> [AIM OF THE EXERCISE]:
Reproduce every line in the listing that contains the word "number".

> [SOURCE DATA]:
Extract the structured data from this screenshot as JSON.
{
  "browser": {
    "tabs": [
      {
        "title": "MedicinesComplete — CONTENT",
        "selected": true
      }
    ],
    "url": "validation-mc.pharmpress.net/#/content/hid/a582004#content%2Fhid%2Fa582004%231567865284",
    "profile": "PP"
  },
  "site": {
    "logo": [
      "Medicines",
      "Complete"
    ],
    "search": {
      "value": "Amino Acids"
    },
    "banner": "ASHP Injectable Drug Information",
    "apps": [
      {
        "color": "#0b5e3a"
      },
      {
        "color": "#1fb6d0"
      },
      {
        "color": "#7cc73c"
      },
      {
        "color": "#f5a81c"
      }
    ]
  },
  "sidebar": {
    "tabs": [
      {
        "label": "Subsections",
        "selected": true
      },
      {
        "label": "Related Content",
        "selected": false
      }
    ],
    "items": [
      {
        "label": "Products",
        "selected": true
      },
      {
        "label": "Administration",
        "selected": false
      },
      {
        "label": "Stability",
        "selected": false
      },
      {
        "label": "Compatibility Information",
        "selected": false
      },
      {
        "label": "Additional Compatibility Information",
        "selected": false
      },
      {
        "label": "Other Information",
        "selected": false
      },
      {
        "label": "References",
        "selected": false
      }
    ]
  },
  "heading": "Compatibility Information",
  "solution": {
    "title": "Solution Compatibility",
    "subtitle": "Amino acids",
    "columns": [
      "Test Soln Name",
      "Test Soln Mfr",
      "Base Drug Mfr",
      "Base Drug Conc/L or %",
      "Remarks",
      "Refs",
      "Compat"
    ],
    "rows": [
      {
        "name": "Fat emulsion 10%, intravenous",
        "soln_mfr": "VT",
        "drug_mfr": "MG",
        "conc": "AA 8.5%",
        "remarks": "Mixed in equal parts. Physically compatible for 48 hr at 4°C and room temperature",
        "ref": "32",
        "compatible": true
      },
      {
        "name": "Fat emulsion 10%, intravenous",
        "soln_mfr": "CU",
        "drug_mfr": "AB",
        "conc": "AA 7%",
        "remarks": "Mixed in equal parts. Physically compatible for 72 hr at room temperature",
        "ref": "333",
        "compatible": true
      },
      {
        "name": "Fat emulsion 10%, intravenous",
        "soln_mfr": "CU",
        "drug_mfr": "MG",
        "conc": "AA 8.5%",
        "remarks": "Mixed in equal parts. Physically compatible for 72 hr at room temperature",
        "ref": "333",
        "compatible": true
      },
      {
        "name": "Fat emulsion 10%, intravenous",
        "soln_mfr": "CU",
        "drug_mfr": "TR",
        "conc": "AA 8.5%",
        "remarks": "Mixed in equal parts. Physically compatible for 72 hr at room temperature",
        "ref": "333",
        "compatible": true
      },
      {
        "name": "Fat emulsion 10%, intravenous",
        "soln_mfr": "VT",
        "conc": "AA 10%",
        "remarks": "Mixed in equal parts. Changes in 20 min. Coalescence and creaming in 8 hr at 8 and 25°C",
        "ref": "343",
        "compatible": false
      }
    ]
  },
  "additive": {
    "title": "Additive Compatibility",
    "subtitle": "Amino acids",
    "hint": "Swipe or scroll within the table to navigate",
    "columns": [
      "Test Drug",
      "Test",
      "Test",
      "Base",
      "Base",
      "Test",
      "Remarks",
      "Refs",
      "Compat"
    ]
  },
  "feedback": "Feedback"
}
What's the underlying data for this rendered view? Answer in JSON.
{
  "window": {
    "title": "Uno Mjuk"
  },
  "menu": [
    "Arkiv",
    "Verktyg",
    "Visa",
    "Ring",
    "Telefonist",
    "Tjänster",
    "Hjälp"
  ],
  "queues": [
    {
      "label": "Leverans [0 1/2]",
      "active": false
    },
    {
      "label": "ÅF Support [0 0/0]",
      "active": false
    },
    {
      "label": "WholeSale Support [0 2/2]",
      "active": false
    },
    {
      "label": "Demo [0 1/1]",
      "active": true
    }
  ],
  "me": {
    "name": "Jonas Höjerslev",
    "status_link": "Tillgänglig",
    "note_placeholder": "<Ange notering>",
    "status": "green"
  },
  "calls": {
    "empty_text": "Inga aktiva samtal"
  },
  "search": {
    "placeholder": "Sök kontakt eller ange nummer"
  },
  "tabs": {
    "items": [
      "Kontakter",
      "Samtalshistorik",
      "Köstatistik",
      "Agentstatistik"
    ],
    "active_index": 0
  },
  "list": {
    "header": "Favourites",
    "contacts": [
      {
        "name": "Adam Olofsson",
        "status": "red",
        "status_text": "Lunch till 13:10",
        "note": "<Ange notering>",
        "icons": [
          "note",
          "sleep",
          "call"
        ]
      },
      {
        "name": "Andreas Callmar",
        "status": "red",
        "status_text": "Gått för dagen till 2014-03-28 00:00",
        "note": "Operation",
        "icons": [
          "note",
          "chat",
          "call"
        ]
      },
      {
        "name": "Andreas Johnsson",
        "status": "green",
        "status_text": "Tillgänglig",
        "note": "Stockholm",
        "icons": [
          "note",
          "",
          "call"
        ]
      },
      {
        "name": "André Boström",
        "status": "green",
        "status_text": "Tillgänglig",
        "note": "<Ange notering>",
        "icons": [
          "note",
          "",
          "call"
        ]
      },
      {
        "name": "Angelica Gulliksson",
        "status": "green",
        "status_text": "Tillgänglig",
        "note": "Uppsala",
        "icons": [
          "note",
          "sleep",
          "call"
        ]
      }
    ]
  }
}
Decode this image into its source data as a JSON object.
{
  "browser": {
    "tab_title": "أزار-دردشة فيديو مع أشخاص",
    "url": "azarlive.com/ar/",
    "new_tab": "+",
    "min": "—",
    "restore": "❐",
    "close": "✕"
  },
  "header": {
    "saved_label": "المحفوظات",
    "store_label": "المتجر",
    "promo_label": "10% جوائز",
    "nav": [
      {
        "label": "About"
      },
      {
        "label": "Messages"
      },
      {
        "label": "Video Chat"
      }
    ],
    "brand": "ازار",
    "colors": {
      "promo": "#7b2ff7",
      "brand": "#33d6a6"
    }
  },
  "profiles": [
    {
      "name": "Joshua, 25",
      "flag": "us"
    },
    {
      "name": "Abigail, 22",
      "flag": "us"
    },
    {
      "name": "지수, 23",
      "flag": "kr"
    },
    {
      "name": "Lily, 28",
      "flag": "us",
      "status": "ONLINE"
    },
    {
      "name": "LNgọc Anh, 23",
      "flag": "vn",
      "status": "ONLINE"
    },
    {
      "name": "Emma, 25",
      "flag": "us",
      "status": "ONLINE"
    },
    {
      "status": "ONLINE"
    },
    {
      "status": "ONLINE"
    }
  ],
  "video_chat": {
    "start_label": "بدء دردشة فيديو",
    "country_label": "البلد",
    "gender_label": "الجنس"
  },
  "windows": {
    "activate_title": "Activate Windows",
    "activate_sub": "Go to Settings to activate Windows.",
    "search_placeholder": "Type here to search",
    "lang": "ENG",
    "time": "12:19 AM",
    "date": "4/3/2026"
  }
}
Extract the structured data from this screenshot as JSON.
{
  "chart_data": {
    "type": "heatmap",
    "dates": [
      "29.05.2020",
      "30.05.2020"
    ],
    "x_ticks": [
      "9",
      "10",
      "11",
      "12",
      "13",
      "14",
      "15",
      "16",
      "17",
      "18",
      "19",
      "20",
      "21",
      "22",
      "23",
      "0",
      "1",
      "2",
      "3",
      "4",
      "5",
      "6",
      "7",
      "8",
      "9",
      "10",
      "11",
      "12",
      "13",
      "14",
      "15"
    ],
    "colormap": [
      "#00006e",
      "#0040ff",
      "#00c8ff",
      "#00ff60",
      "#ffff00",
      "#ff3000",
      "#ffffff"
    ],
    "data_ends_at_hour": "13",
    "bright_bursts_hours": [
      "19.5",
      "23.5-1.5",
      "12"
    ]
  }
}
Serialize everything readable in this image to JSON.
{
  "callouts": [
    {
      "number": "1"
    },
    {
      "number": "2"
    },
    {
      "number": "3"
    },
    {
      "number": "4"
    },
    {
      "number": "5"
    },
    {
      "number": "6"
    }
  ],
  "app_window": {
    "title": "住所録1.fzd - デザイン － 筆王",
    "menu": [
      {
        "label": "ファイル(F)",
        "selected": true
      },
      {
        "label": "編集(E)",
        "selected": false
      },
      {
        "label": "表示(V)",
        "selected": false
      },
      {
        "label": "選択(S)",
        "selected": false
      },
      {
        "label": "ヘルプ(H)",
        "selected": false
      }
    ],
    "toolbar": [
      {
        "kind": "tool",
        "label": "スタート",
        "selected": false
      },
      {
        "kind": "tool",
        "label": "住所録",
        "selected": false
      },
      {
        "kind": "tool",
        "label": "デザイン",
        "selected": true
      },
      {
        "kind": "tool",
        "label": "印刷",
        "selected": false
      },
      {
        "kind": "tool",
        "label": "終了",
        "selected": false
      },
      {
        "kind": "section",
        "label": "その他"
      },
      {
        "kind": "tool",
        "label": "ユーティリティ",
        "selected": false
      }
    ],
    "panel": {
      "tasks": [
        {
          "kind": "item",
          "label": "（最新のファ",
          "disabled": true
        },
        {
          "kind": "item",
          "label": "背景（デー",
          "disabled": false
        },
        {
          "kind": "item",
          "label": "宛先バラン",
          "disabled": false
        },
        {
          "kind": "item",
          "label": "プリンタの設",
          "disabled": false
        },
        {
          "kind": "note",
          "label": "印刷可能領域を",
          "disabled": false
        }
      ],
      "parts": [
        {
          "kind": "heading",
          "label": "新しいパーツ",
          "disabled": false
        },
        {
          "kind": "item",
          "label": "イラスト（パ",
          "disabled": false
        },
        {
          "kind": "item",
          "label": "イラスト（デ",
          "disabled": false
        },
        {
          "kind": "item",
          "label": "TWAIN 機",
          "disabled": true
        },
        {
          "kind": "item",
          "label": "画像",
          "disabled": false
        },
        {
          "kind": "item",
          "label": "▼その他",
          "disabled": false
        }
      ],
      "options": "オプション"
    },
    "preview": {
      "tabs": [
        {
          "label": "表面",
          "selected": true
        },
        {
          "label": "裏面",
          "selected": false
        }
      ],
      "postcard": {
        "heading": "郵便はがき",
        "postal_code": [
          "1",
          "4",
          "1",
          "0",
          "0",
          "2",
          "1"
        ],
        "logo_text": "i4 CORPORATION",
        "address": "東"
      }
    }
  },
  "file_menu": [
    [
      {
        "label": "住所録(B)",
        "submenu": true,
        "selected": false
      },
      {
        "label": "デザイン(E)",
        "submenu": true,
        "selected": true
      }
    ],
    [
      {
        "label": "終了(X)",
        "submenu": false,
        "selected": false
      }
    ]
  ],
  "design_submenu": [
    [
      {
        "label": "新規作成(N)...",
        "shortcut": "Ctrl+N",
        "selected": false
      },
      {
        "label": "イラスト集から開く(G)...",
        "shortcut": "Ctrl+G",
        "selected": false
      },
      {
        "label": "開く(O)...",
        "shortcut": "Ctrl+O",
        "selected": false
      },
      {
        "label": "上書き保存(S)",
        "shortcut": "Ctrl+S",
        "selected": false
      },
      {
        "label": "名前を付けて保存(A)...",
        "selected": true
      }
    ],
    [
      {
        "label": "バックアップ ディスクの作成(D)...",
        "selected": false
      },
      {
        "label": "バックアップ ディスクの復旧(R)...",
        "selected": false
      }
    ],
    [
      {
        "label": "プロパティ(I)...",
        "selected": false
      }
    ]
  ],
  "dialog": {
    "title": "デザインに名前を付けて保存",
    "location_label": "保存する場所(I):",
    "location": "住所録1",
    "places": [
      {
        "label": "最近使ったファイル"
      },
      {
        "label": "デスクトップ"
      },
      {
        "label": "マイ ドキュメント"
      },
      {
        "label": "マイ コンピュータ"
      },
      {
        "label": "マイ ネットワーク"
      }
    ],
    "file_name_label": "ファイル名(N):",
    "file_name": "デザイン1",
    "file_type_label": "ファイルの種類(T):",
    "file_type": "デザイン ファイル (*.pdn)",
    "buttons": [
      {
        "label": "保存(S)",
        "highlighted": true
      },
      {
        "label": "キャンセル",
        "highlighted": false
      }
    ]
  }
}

> [SOLUTION]:
      "number": "1"
      "number": "2"
      "number": "3"
      "number": "4"
      "number": "5"
      "number": "6"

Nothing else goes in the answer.